In London on the Thames (1924), H. Ormsby puts forward the idea that there was a significant port at the mouth of the Lea that formed part of a communication route with Europe until the Romans built their port further up the river in what we today think of as a the heart of London – but in the Bronze and Iron Ages this site may well have been the centre of power in the nascent city.

You could possibly trace the current blitz of rapacious property development in London back to the flood of government cash poured into the Lower Lea Valley for the 2012 Olympics. Ken Livingstone openly admitted the motive for hosting the Olympics was to encourage foreign in investment into East London. From here, the bonanza of overseas money from pension funds, oligarchs, state investment funds, banks, gangsters, dictators, drug dealers, and hedge funds has spread out through the rest of London like a zombie virus. So in a way the Lower Lea Valley is once again the driving force in the changing nature of London.

River Lea
The iconic pylons straddle the river near the flyover. The Lea Valley fans out from this spot. In the 10 years of living in Leytonstone I have only recently developed a regional identity attached to the Lea Valley. When I first moved out here Waltham Abbey seemed like a distant provincial outpost – Holborn and Islington where more my stomping grounds. Now my homing instincts draw me towards Waltham and beyond – into the forest that tops the valley.

City Island London IMG_8370
I try to follow the river north but soon find myself having to weave in and out of the City Island construction site. The workers finishing their shift are wary of the camera and give me a wide birth shooting furtive glances back in my direction. It’s still pissing down and I’m wet through and tired but I can’t allow this to be the end of the walk – it would feel as if New London, this private corporate London, had won. I plough on.

River Lea City Island
Eventually I find a gap in the security fencing screening off the river and make my way down to the path. Here is the ending I was seeking – standing beside the Lea, tall reeds swaying in the acid wind, the river running free and proud and just waiting for its moment to rise and reclaim the land we have foolishly appropriated for ourselves.

New Era Estate update

I returned to the New Era Estate in Hoxton on Sunday to film this update on the situation for Trews Reports.

Benyon Estates are now withdrawing from their involvement with Westbrook Partners due to the pressure of the campaign.

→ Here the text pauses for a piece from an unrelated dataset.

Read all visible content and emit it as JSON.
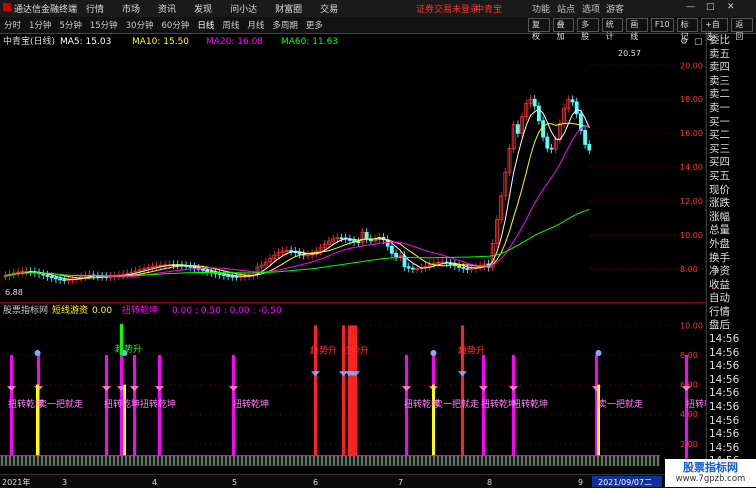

This now shifts focus to Westbrook in the US after the directors of Hoxton Regeneration Ltd. mysteriously resigned on Friday.

The battle for the New Era Estate continues and won’t end until the families in this precious and unique community are granted long term tenancies.

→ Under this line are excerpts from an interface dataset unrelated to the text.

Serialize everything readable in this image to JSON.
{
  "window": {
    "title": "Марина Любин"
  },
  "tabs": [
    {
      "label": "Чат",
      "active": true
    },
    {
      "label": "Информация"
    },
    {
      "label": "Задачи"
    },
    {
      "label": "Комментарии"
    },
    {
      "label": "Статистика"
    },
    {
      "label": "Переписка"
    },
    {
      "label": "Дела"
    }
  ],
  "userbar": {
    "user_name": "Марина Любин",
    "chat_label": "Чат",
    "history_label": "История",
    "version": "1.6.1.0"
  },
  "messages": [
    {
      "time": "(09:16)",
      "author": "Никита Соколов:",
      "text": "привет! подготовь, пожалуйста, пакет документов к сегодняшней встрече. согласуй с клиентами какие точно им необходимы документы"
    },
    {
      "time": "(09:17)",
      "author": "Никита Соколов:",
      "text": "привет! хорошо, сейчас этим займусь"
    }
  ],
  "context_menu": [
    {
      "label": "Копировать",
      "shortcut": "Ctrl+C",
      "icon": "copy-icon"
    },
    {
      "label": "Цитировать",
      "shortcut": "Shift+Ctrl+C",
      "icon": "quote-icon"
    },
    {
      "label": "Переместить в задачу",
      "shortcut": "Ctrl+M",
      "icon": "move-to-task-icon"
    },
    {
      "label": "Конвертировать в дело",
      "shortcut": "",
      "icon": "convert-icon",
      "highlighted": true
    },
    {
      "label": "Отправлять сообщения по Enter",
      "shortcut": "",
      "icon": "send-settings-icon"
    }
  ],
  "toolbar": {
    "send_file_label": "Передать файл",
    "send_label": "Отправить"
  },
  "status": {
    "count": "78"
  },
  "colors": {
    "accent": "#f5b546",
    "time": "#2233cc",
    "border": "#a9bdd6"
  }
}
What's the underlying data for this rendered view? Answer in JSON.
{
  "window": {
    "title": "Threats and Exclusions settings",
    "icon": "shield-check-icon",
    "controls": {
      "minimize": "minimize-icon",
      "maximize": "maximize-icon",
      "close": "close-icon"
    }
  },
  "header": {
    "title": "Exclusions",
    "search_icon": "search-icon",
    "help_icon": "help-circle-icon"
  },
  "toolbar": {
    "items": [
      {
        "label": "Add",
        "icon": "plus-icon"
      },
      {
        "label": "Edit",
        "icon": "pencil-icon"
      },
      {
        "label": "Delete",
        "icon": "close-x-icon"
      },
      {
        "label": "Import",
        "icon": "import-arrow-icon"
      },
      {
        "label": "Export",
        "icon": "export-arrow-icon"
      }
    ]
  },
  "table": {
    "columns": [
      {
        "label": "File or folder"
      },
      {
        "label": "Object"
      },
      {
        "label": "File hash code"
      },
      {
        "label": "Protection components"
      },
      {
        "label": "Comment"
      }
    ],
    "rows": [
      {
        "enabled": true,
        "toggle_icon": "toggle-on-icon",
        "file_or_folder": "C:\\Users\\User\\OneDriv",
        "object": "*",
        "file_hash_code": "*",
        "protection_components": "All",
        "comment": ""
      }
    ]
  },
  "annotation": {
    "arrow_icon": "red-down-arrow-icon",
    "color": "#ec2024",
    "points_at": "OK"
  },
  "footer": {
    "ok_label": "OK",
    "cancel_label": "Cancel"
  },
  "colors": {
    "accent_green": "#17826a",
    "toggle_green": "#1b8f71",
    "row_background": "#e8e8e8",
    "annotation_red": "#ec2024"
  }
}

Have read of this article in The Guardian with more background on recent developments.

Sign the petition here

The fight for the New Era Estate Hoxton

Here’s a short doc I made for Russell Brand’s Trews Reports about the situation on the New Era Estate in Hoxton .

Then last Saturday the residents of the New Era organised a day of action where eviction notices were served upon Benyon Estates and one of Edward Benyon’s homes.

Here’s a column about New Era in The Guardian